    Dictionary of American idioms

  • 17fall short — {v.} To fail to reach (some aim); not succeed. * /His jump fell three inches short of the world record./ * /The movie fell short of expectations./ Contrast: MEASURE UP …

    Dictionary of American idioms

  • 18get at — {v.} 1. To reach an understanding of; find out the meaning. * /This book is very hard to get at./ 2. To do harm to. * /The cat is on the chair trying to get at the canary./ Compare: GET BACK AT. 3. To have a chance to do; attend to. * /I hope I… …

    Dictionary of American idioms

  • 19go for — {v. phr.}, {informal} 1. To try to get; aim for; try for. * /Our team is going for the championship in the game tonight./ * /The dog went for Bob s leg./ 2. To favor; support; like. * /Little Susie really goes for ice cream./ * /Bob goes for Jane …

    Dictionary of American idioms

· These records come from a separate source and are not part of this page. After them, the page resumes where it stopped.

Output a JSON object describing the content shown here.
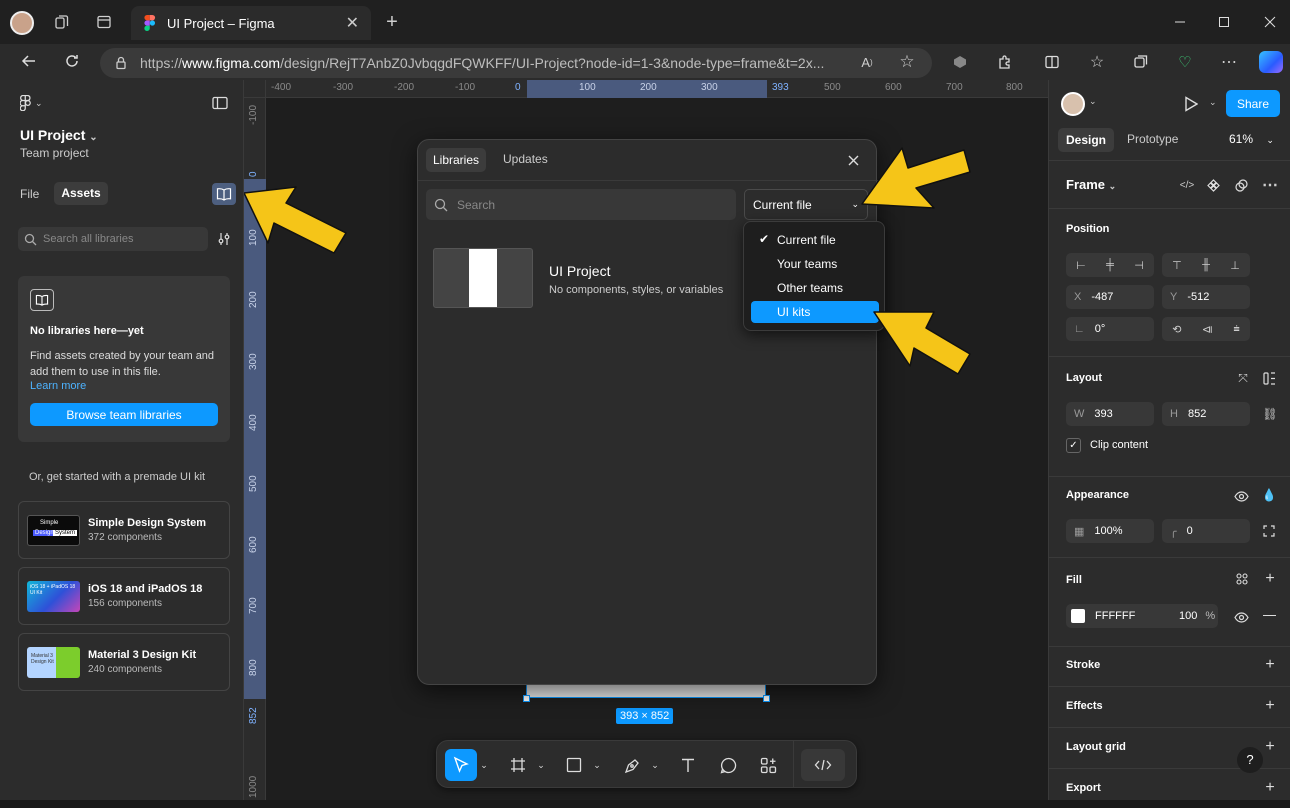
{
  "browser": {
    "tab_title": "UI Project – Figma",
    "url_prefix": "https://",
    "url_domain": "www.figma.com",
    "url_path": "/design/RejT7AnbZ0JvbqgdFQWKFF/UI-Project?node-id=1-3&node-type=frame&t=2x..."
  },
  "left_panel": {
    "project_name": "UI Project",
    "project_sub": "Team project",
    "tabs": [
      {
        "label": "File"
      },
      {
        "label": "Assets"
      }
    ],
    "search_placeholder": "Search all libraries",
    "empty_title": "No libraries here—yet",
    "empty_body": "Find assets created by your team and add them to use in this file.",
    "learn_more": "Learn more",
    "browse_button": "Browse team libraries",
    "premade_label": "Or, get started with a premade UI kit",
    "kits": [
      {
        "name": "Simple Design System",
        "count": "372 components"
      },
      {
        "name": "iOS 18 and iPadOS 18",
        "count": "156 components"
      },
      {
        "name": "Material 3 Design Kit",
        "count": "240 components"
      }
    ],
    "kit_thumb_text": [
      "Simple",
      "Design",
      "System",
      "iOS 18 + iPadOS 18",
      "UI Kit",
      "Material 3",
      "Design Kit"
    ]
  },
  "rulers": {
    "h": [
      "-400",
      "-300",
      "-200",
      "-100",
      "0",
      "100",
      "200",
      "300",
      "393",
      "500",
      "600",
      "700",
      "800"
    ],
    "v": [
      "-100",
      "0",
      "100",
      "200",
      "300",
      "400",
      "500",
      "600",
      "700",
      "800",
      "852",
      "1000"
    ]
  },
  "modal": {
    "tabs": [
      "Libraries",
      "Updates"
    ],
    "search_placeholder": "Search",
    "scope_select": "Current file",
    "library_name": "UI Project",
    "library_desc": "No components, styles, or variables",
    "dropdown_options": [
      "Current file",
      "Your teams",
      "Other teams",
      "UI kits"
    ],
    "checked_option": "Current file",
    "highlighted_option": "UI kits"
  },
  "canvas": {
    "frame_size_label": "393 × 852"
  },
  "right_panel": {
    "tabs": [
      "Design",
      "Prototype"
    ],
    "zoom": "61%",
    "share": "Share",
    "frame_label": "Frame",
    "position_title": "Position",
    "x_label": "X",
    "x_value": "-487",
    "y_label": "Y",
    "y_value": "-512",
    "rotation": "0°",
    "layout_title": "Layout",
    "w_label": "W",
    "w_value": "393",
    "h_label": "H",
    "h_value": "852",
    "clip_content": "Clip content",
    "appearance_title": "Appearance",
    "opacity": "100%",
    "radius": "0",
    "fill_title": "Fill",
    "fill_hex": "FFFFFF",
    "fill_opacity": "100",
    "fill_pct": "%",
    "sections": [
      "Stroke",
      "Effects",
      "Layout grid",
      "Export"
    ],
    "help": "?"
  },
  "colors": {
    "accent": "#0d99ff",
    "arrow": "#f5c518",
    "ruler_highlight": "#4a5a7e"
  }
}
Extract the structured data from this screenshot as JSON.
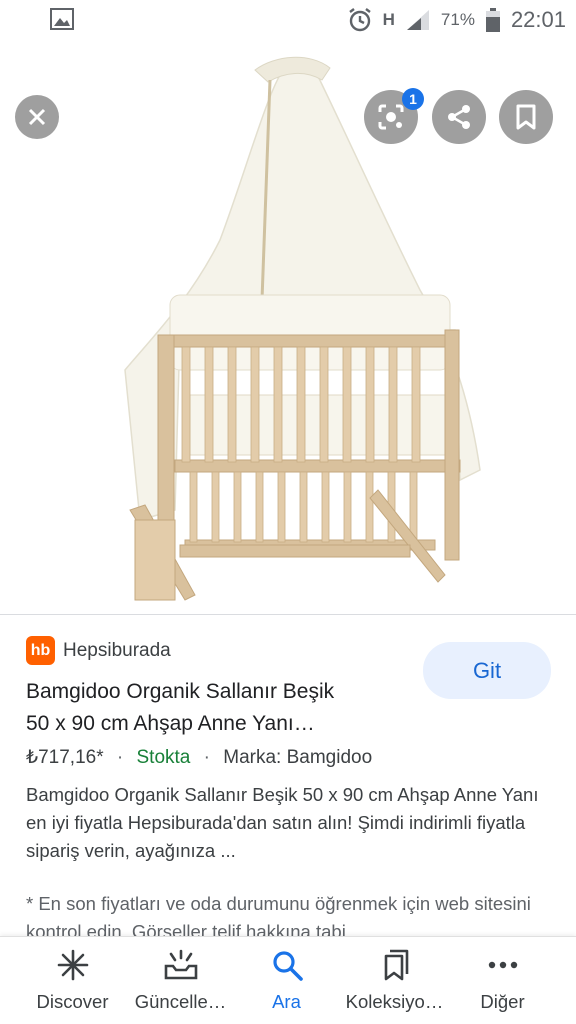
{
  "status_bar": {
    "battery": "71%",
    "time": "22:01",
    "network": "H"
  },
  "image_overlay": {
    "lens_badge_count": "1"
  },
  "result": {
    "source_logo_text": "hb",
    "source_name": "Hepsiburada",
    "visit_button": "Git",
    "title_line1": "Bamgidoo Organik Sallanır Beşik",
    "title_line2": "50 x 90 cm Ahşap Anne Yanı…",
    "price": "₺717,16*",
    "separator": "·",
    "stock": "Stokta",
    "brand": "Marka: Bamgidoo",
    "description": "Bamgidoo Organik Sallanır Beşik 50 x 90 cm Ahşap Anne Yanı en iyi fiyatla Hepsiburada'dan satın alın! Şimdi indirimli fiyatla sipariş verin, ayağınıza ...",
    "disclaimer": "* En son fiyatları ve oda durumunu öğrenmek için web sitesini kontrol edin. Görseller telif hakkına tabi"
  },
  "bottom_nav": {
    "items": [
      {
        "label": "Discover",
        "icon": "asterisk-icon"
      },
      {
        "label": "Güncelle…",
        "icon": "updates-icon"
      },
      {
        "label": "Ara",
        "icon": "search-icon"
      },
      {
        "label": "Koleksiyo…",
        "icon": "collections-icon"
      },
      {
        "label": "Diğer",
        "icon": "more-icon"
      }
    ],
    "active_index": 2
  },
  "colors": {
    "accent": "#1a73e8",
    "stock": "#188038",
    "brand_logo": "#ff6000",
    "visit_button_bg": "#e8f0fe"
  }
}
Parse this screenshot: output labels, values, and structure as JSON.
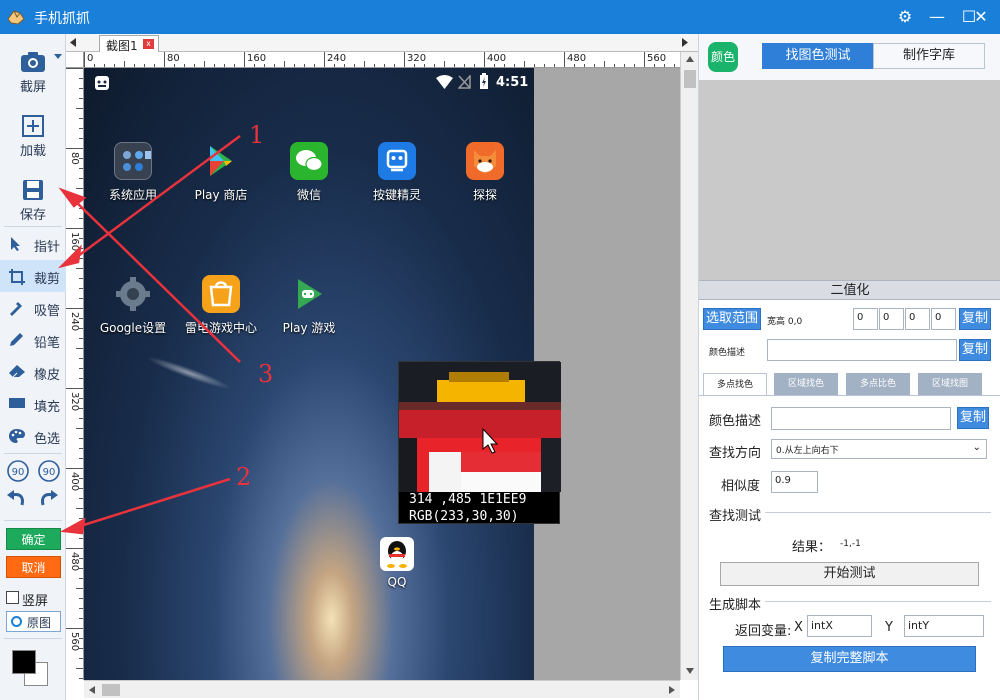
{
  "window": {
    "title": "手机抓抓",
    "buttons": {
      "settings": "⚙",
      "minimize": "—",
      "maximize": "☐",
      "close": "✕"
    }
  },
  "toolbar": {
    "screenshot": "截屏",
    "load": "加载",
    "save": "保存",
    "pointer": "指针",
    "crop": "裁剪",
    "picker": "吸管",
    "pencil": "铅笔",
    "eraser": "橡皮",
    "fill": "填充",
    "select_color": "色选",
    "rotate_left_label": "90",
    "rotate_right_label": "90",
    "confirm": "确定",
    "cancel": "取消",
    "portrait": "竖屏",
    "original": "原图"
  },
  "document_tab": {
    "label": "截图1",
    "close": "x"
  },
  "ruler": {
    "h_ticks": [
      "0",
      "80",
      "160",
      "240",
      "320",
      "400",
      "480",
      "560"
    ],
    "v_ticks": [
      "80",
      "160",
      "240",
      "320",
      "400",
      "480",
      "560"
    ]
  },
  "phone": {
    "status_time": "4:51",
    "apps": [
      {
        "label": "系统应用",
        "icon": "folder-icon"
      },
      {
        "label": "Play 商店",
        "icon": "play-store-icon"
      },
      {
        "label": "微信",
        "icon": "wechat-icon"
      },
      {
        "label": "按键精灵",
        "icon": "robot-icon"
      },
      {
        "label": "探探",
        "icon": "fox-icon"
      },
      {
        "label": "Google设置",
        "icon": "google-gear-icon"
      },
      {
        "label": "雷电游戏中心",
        "icon": "game-center-icon"
      },
      {
        "label": "Play 游戏",
        "icon": "play-games-icon"
      },
      {
        "label": "QQ",
        "icon": "qq-icon"
      }
    ]
  },
  "magnifier": {
    "coords_hex": "314 ,485  1E1EE9",
    "rgb": "RGB(233,30,30)"
  },
  "annotations": {
    "n1": "1",
    "n2": "2",
    "n3": "3"
  },
  "panel": {
    "color_badge": "颜色",
    "tab_find": "找图色测试",
    "tab_lib": "制作字库",
    "binarize": "二值化",
    "select_range": "选取范围",
    "size_label": "宽高 0,0",
    "range_values": [
      "0",
      "0",
      "0",
      "0"
    ],
    "copy": "复制",
    "color_desc_small": "颜色描述",
    "subtabs": [
      "多点找色",
      "区域找色",
      "多点比色",
      "区域找图"
    ],
    "color_desc": "颜色描述",
    "find_dir": "查找方向",
    "find_dir_value": "0.从左上向右下",
    "similarity": "相似度",
    "similarity_value": "0.9",
    "find_test": "查找测试",
    "result_label": "结果：",
    "result_value": "-1,-1",
    "start_test": "开始测试",
    "gen_script": "生成脚本",
    "return_var": "返回变量:",
    "x_label": "X",
    "x_value": "intX",
    "y_label": "Y",
    "y_value": "intY",
    "copy_script": "复制完整脚本"
  }
}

  • 20hang around — {v.}, {informal} 1. To pass time or stay near without any real purpose or aim; loaf near or in. * /The principal warned the students not to hang around the corner drugstore after school./ Compare: HANG OUT(1). 2. To spend time or associate, *… …

    Dictionary of American idioms